◆ **Exercise aim**
Go line by line through the data below, counting each one that has "xong", and give the final count only.

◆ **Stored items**
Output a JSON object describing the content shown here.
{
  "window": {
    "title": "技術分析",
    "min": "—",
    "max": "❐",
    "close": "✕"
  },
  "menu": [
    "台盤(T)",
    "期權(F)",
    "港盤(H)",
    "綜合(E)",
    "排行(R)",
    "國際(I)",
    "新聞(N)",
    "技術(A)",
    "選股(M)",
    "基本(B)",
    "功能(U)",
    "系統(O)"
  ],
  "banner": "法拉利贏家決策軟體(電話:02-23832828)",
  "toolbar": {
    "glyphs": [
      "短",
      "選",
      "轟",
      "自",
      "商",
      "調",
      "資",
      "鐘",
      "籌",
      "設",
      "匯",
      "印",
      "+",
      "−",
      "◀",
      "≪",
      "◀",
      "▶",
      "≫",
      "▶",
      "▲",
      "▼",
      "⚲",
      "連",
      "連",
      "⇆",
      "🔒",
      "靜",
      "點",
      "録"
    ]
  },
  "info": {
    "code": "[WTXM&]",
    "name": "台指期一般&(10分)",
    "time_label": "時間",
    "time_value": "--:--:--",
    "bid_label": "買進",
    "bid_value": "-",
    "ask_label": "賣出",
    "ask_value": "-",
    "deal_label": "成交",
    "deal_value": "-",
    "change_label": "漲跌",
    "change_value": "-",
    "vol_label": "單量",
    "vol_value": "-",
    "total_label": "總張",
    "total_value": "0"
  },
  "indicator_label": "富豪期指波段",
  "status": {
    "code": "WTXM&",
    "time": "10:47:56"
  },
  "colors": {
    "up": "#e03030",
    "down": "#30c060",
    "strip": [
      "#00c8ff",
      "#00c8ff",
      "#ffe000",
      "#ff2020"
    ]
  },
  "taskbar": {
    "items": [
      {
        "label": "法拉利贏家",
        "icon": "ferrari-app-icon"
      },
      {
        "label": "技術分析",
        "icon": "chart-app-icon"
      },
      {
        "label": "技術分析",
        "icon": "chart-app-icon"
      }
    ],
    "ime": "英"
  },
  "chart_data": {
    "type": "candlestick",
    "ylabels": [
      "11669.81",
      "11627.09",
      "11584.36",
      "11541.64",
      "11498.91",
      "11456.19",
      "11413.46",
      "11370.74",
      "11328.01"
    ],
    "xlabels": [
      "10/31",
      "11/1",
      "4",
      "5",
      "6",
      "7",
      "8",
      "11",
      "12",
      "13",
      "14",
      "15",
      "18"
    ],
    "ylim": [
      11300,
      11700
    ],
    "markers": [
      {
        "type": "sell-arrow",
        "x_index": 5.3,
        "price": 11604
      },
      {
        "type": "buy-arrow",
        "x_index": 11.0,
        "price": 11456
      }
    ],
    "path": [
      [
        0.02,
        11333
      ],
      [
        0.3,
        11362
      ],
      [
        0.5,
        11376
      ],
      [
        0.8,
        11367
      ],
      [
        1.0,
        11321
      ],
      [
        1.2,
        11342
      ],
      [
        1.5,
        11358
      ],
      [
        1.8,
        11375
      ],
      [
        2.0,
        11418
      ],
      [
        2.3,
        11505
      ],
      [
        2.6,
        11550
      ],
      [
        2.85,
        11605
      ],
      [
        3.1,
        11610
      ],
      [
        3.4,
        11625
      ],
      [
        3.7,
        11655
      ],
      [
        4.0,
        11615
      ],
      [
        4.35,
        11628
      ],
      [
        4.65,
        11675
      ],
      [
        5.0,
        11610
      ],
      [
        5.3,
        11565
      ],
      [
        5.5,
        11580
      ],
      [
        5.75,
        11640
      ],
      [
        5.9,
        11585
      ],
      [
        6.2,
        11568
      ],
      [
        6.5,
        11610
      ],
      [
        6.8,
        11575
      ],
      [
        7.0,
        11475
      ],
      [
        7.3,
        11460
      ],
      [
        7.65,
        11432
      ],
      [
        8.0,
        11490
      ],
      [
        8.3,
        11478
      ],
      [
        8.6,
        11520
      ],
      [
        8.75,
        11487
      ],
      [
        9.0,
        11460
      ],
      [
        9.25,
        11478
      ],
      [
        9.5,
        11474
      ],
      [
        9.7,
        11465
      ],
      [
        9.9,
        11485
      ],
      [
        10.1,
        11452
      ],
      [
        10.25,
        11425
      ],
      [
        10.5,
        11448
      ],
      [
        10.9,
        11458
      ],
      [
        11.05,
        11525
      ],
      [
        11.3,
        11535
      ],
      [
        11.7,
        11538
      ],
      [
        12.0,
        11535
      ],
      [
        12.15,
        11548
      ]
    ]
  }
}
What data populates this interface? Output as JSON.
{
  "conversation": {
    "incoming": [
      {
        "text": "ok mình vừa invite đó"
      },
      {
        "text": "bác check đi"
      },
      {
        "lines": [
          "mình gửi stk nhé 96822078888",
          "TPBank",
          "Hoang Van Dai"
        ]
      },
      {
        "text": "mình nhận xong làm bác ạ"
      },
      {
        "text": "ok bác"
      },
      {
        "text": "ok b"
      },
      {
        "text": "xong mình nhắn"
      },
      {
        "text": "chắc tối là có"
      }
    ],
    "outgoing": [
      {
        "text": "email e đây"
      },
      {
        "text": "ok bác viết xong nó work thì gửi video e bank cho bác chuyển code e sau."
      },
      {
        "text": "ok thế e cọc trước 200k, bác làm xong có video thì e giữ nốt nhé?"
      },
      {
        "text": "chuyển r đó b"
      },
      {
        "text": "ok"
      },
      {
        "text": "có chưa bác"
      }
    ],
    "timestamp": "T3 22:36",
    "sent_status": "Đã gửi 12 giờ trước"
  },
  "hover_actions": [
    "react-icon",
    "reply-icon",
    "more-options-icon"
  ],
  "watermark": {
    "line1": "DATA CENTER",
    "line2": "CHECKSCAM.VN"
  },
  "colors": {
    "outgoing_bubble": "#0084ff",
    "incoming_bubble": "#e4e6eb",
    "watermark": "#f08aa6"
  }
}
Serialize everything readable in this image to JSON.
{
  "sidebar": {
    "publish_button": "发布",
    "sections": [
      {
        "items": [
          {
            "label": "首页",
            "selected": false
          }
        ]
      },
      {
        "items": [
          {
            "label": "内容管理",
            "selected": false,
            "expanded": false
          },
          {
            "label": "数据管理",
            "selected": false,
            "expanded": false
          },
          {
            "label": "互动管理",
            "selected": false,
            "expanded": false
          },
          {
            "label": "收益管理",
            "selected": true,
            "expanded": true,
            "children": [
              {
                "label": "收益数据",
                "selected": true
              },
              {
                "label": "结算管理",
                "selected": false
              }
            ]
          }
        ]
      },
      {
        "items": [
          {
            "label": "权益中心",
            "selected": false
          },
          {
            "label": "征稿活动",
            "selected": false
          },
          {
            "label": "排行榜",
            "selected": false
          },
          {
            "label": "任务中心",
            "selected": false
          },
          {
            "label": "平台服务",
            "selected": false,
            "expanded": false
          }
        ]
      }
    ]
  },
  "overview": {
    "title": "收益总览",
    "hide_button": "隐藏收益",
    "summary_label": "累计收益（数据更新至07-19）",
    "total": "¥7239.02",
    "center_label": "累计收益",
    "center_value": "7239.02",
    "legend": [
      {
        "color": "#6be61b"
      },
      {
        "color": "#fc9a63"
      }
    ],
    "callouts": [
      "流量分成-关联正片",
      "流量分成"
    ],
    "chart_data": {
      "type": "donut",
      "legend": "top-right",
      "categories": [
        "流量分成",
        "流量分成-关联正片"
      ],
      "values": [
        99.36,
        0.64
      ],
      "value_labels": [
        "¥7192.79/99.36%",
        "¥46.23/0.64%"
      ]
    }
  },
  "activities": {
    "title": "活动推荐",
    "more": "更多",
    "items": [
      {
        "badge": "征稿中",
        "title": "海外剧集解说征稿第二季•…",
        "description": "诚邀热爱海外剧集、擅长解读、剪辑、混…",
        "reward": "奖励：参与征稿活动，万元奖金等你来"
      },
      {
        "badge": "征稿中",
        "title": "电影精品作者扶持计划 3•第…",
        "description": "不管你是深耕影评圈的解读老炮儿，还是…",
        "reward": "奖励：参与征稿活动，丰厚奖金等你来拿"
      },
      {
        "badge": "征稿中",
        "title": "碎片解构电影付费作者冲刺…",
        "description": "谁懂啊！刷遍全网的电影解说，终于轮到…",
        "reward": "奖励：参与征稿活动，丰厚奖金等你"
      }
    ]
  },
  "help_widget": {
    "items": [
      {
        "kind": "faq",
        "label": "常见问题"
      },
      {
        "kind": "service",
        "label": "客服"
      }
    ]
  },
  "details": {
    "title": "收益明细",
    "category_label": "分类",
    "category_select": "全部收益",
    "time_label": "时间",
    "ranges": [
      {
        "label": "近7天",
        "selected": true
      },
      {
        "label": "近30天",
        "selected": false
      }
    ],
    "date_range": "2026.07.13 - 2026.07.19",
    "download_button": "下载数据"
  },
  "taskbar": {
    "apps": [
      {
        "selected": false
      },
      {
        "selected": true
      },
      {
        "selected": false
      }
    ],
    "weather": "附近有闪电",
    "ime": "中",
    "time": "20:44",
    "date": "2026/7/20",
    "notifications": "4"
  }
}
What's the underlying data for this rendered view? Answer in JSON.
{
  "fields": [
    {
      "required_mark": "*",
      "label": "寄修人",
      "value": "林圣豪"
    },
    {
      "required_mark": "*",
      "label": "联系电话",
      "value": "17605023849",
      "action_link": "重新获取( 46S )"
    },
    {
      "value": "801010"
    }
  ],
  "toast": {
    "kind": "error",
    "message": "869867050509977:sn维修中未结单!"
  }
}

◆ **Result below**
4